The required answer is an exact copy of every entry underneath.
[Opening Provided entries section]
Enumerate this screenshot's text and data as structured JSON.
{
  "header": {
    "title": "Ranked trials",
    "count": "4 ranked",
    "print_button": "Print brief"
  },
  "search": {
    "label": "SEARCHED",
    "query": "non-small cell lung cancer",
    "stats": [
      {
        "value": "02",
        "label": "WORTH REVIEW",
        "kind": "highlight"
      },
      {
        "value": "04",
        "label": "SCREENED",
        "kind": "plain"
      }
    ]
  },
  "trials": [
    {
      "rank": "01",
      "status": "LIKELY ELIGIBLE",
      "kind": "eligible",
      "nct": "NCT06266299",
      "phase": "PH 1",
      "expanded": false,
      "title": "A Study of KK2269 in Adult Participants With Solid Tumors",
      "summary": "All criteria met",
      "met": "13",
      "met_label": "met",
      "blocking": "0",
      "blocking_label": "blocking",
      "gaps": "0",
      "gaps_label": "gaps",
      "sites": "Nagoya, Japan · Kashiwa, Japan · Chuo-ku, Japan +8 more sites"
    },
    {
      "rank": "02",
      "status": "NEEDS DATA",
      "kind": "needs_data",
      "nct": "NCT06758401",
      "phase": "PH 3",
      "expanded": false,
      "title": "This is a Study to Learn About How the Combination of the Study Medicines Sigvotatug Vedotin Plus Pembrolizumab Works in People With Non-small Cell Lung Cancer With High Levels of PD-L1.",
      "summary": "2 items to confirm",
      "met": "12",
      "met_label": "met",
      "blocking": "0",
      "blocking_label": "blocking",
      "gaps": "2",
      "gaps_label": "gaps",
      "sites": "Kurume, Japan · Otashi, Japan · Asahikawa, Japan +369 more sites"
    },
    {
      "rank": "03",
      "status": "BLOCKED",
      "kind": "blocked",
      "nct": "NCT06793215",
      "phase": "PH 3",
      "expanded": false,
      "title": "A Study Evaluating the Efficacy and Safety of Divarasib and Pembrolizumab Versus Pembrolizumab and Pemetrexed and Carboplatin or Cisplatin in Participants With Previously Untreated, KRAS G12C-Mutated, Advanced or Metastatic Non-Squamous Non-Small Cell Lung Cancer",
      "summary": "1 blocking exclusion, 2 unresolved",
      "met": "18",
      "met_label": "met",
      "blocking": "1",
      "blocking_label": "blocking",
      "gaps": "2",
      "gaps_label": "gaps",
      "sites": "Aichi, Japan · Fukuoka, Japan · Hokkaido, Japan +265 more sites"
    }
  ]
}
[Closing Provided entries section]
(Result below):
Enumerate this screenshot's text and data as structured JSON.
{
  "header": {
    "title": "Ranked trials",
    "count": "4 ranked",
    "print_button": "Print brief"
  },
  "search": {
    "label": "SEARCHED",
    "query": "non-small cell lung cancer",
    "stats": [
      {
        "value": "02",
        "label": "WORTH REVIEW",
        "kind": "highlight"
      },
      {
        "value": "04",
        "label": "SCREENED",
        "kind": "plain"
      }
    ]
  },
  "trials": [
    {
      "rank": "01",
      "status": "LIKELY ELIGIBLE",
      "kind": "eligible",
      "nct": "NCT06266299",
      "phase": "PH 1",
      "expanded": false,
      "title": "A Study of KK2269 in Adult Participants With Solid Tumors",
      "summary": "All criteria met",
      "met": "13",
      "met_label": "met",
      "blocking": "0",
      "blocking_label": "blocking",
      "gaps": "0",
      "gaps_label": "gaps",
      "sites": "Nagoya, Japan · Kashiwa, Japan · Chuo-ku, Japan +8 more sites"
    },
    {
      "rank": "02",
      "status": "NEEDS DATA",
      "kind": "needs_data",
      "nct": "NCT06758401",
      "phase": "PH 3",
      "expanded": false,
      "title": "This is a Study to Learn About How the Combination of the Study Medicines Sigvotatug Vedotin Plus Pembrolizumab Works in People With Non-small Cell Lung Cancer With High Levels of PD-L1.",
      "summary": "2 items to confirm",
      "met": "12",
      "met_label": "met",
      "blocking": "0",
      "blocking_label": "blocking",
      "gaps": "2",
      "gaps_label": "gaps",
      "sites": "Kurume, Japan · Otashi, Japan · Asahikawa, Japan +369 more sites"
    },
    {
      "rank": "03",
      "status": "BLOCKED",
      "kind": "blocked",
      "nct": "NCT06793215",
      "phase": "PH 3",
      "expanded": false,
      "title": "A Study Evaluating the Efficacy and Safety of Divarasib and Pembrolizumab Versus Pembrolizumab and Pemetrexed and Carboplatin or Cisplatin in Participants With Previously Untreated, KRAS G12C-Mutated, Advanced or Metastatic Non-Squamous Non-Small Cell Lung Cancer",
      "summary": "1 blocking exclusion, 2 unresolved",
      "met": "18",
      "met_label": "met",
      "blocking": "1",
      "blocking_label": "blocking",
      "gaps": "2",
      "gaps_label": "gaps",
      "sites": "Aichi, Japan · Fukuoka, Japan · Hokkaido, Japan +265 more sites"
    }
  ]
}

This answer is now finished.